How do you define success for your company?
We measure success in terms of driving toward our goal. We want Canadians to live a healthy lifestyle, save money in a systematic way.
How do you strike work-life balance?
I have three young children at home. Balancing a busy work life, and being healthy, and my relationship at home is tough for a CEO. There is always homework and prep for the next day, which happens after the kids go to bed.
I probably once a month ask my wife whether she feels she is getting a fair deal. Her name is Sylvia. I say, "Sylvia, do you feel like you and the family are getting the right amount of me?" I am always adjusting. Some weeks there is travel, which throws off the balance. Juggling the calendar and getting it right for everyone is a constant.
How do you manage your time?
Time management is really key for anyone no matter what they do. I think for me, what is really important is certainly on a Sunday night, I really take a good hard look at the week ahead and the meetings that I have and the activities that are planned, and I really do assess whether I am spending enough time doing the right things. I will regularly reschedule a week just to make sure the priorities I have for the week are the things that I make sure gets done.
What questions would you ask in an interview?
Usually when I interview people, I never spend any time cross examining someone on the resume. That gets done eventually in the process. Figuring out their skills and competency is fairly easy to do. I spend my time focusing on culture. I am very, very clear about the type of culture we have in our organization. I want to make sure every time we add a person, they are adding to the culture. My questions are all around a person's value and beliefs and the things they prioritize in their life.
When was the last time you were impressed?
I was impressed today by a relatively young manager in our business who was leading a cross-functional team to solve a problem. I was impressed that a fairly junior executive put a team together to get amazing things done that most senior executives can't.
I also read Jack Layton's letter after he passed away. I don't profess to be someone who voted for NDP in the past, but how he carried himself through the election, his commitment to a vision that he had whether you agree with it or not, even in the eye of his passion, is something that is very inspirational. To me that was impressive.
What keeps you up at night?
My kids, maybe. I generally sleep very well.
What skills have best served you?

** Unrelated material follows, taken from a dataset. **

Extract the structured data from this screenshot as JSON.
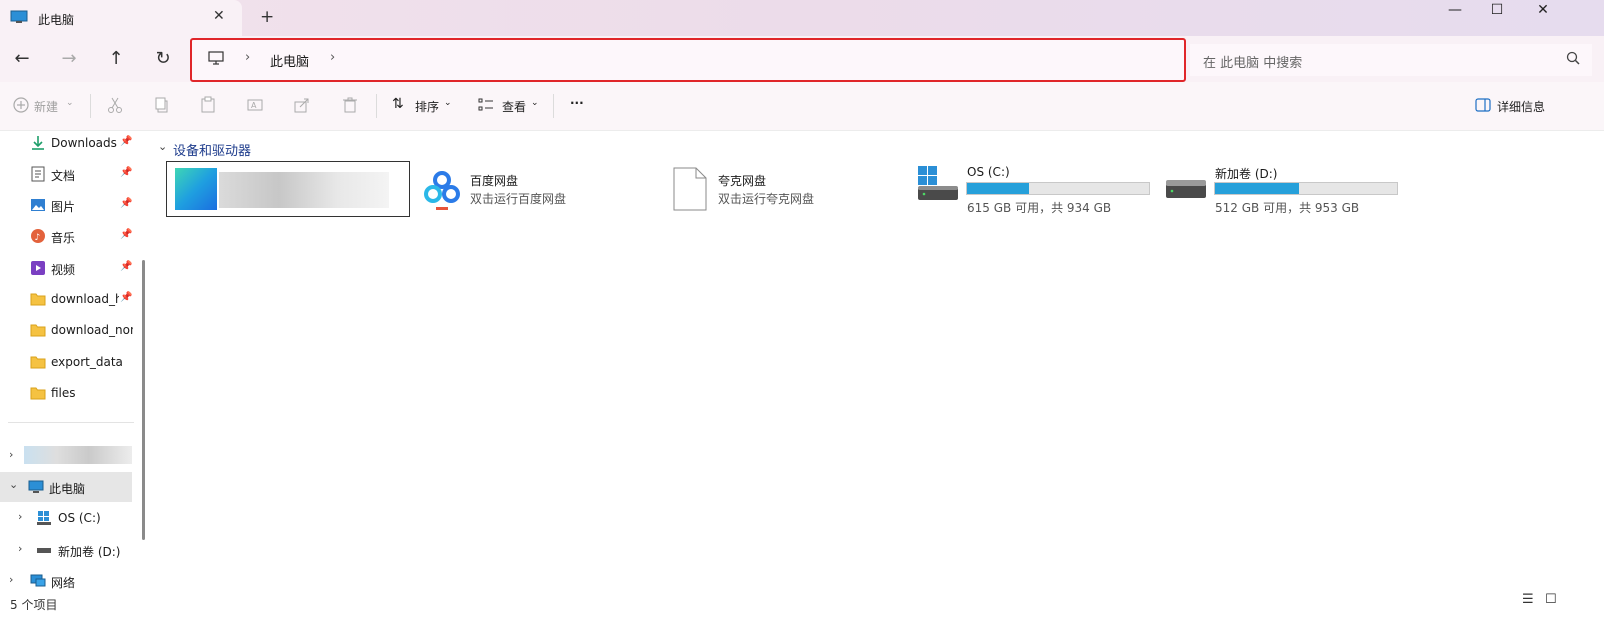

A common thing I found in successful people, and I think it's true of me too, is these people have this insatiable desire and urge to learn. They are always exploring, testing, trying, learning from every experience, particularly the bad ones. They are constantly learning. That is the thing that I think has been the primary contributor to my success. I do have this natural love of observing and learning and listening and evaluating how I can do things better if I give a presentation or manage a team or have decisions to make.

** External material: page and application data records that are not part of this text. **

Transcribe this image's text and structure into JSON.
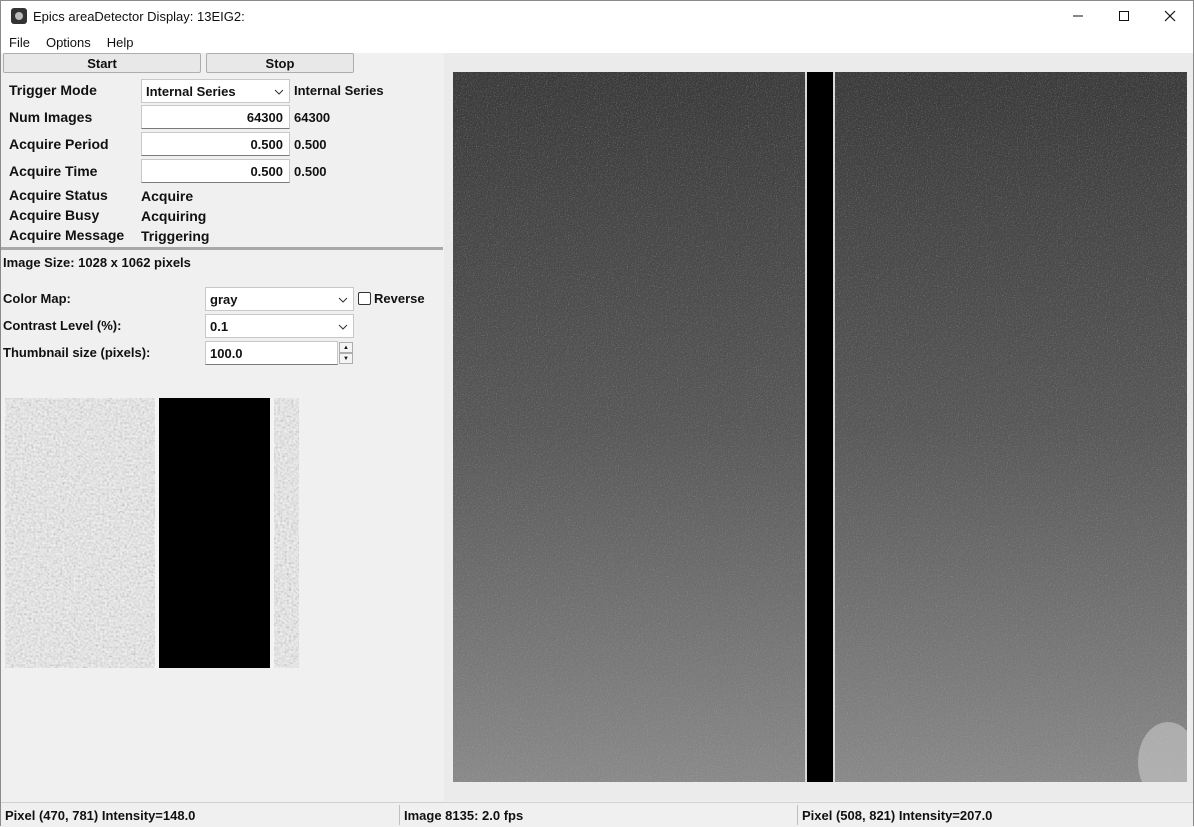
{
  "window": {
    "title": "Epics areaDetector Display: 13EIG2:"
  },
  "menu": {
    "file": "File",
    "options": "Options",
    "help": "Help"
  },
  "controls": {
    "start_label": "Start",
    "stop_label": "Stop",
    "trigger_mode": {
      "label": "Trigger Mode",
      "selected": "Internal Series",
      "readback": "Internal Series"
    },
    "num_images": {
      "label": "Num Images",
      "value": "64300",
      "readback": "64300"
    },
    "acquire_period": {
      "label": "Acquire Period",
      "value": "0.500",
      "readback": "0.500"
    },
    "acquire_time": {
      "label": "Acquire Time",
      "value": "0.500",
      "readback": "0.500"
    },
    "acquire_status": {
      "label": "Acquire Status",
      "value": "Acquire"
    },
    "acquire_busy": {
      "label": "Acquire Busy",
      "value": "Acquiring"
    },
    "acquire_message": {
      "label": "Acquire Message",
      "value": "Triggering"
    }
  },
  "display": {
    "image_size": "Image Size: 1028 x 1062 pixels",
    "color_map": {
      "label": "Color Map:",
      "selected": "gray"
    },
    "reverse_label": "Reverse",
    "reverse_checked": false,
    "contrast": {
      "label": "Contrast Level (%):",
      "selected": "0.1"
    },
    "thumbnail": {
      "label": "Thumbnail size (pixels):",
      "value": "100.0"
    }
  },
  "status": {
    "left": "Pixel (470, 781) Intensity=148.0",
    "middle": "Image 8135:  2.0 fps",
    "right": "Pixel (508, 821) Intensity=207.0"
  },
  "colors": {
    "window_bg": "#f0f0f0",
    "image_gap": "#000000"
  },
  "icons": {
    "app": "camera-icon",
    "minimize": "minimize-icon",
    "maximize": "maximize-icon",
    "close": "close-icon"
  }
}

How did you get your current job?
There is luck and timing and good fortune. That's involved in everyone's success. Any good leader would acknowledge the role that luck played.
If you weren't doing what you are doing now, where would we find you?

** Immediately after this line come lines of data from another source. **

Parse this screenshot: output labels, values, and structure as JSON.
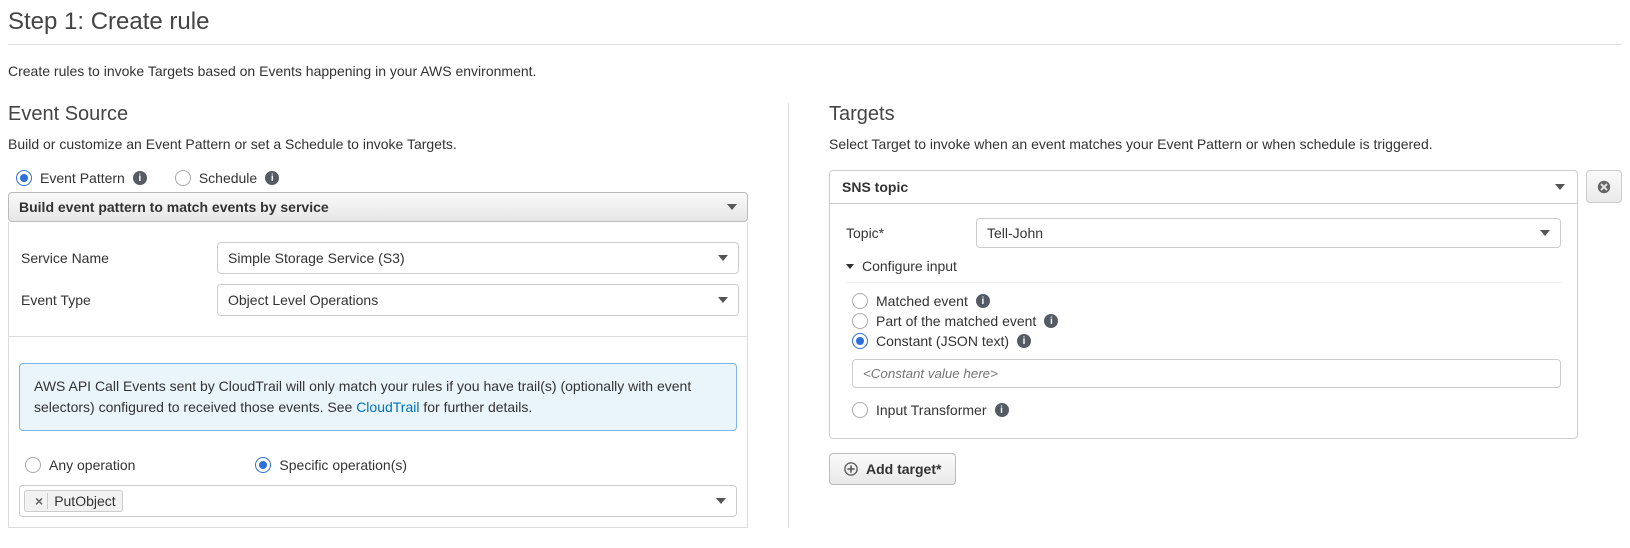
{
  "header": {
    "title": "Step 1: Create rule",
    "intro": "Create rules to invoke Targets based on Events happening in your AWS environment."
  },
  "source": {
    "title": "Event Source",
    "sub": "Build or customize an Event Pattern or set a Schedule to invoke Targets.",
    "radio_pattern": "Event Pattern",
    "radio_schedule": "Schedule",
    "build_mode": "Build event pattern to match events by service",
    "service_name_label": "Service Name",
    "service_name_value": "Simple Storage Service (S3)",
    "event_type_label": "Event Type",
    "event_type_value": "Object Level Operations",
    "info_text_a": "AWS API Call Events sent by CloudTrail will only match your rules if you have trail(s) (optionally with event selectors) configured to received those events. See ",
    "info_link": "CloudTrail",
    "info_text_b": " for further details.",
    "op_any": "Any operation",
    "op_specific": "Specific operation(s)",
    "operation_tag": "PutObject"
  },
  "targets": {
    "title": "Targets",
    "sub": "Select Target to invoke when an event matches your Event Pattern or when schedule is triggered.",
    "type_value": "SNS topic",
    "topic_label": "Topic*",
    "topic_value": "Tell-John",
    "configure_input": "Configure input",
    "input_matched": "Matched event",
    "input_part": "Part of the matched event",
    "input_constant": "Constant (JSON text)",
    "constant_placeholder": "<Constant value here>",
    "input_transformer": "Input Transformer",
    "add_target": "Add target*"
  }
}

In my heart, I am really an entrepreneur. Doing things that are new and exciting are appealing to me. So something in the entrepreneurial realm, that's probably what I would do. I am also a big fan of sciences.
What was a big moment for you?
I worked at a law firm and I really never felt like it was a right fit for me. I met a person who was the founding CEO of ING DIRECT in Canada and he shared with me his vision of creating a new business that was exciting for me. The first time in my working career, a real light went on for me. I thought, "Holy cow, work can be fun and exciting and you can help people and add value and still get paid." These things are not all mutually exclusive.
A Stanford business school application reads, what is the most important thing for you and why? How would you respond?
Doing something meaningful. I really want to have an impact on the world. I think that starts at home. That starts with my wife and my children. No better place for me to have an impact on the world than through our children.
What do you hope to achieve?
We have a very exciting business. It's been growing in a wonderful way for the past 15 years, and maintaining what is magical about our business when you are adding several hundred employees every year is certainly something my team and I think about all the time. You never want to lose your pixie dust.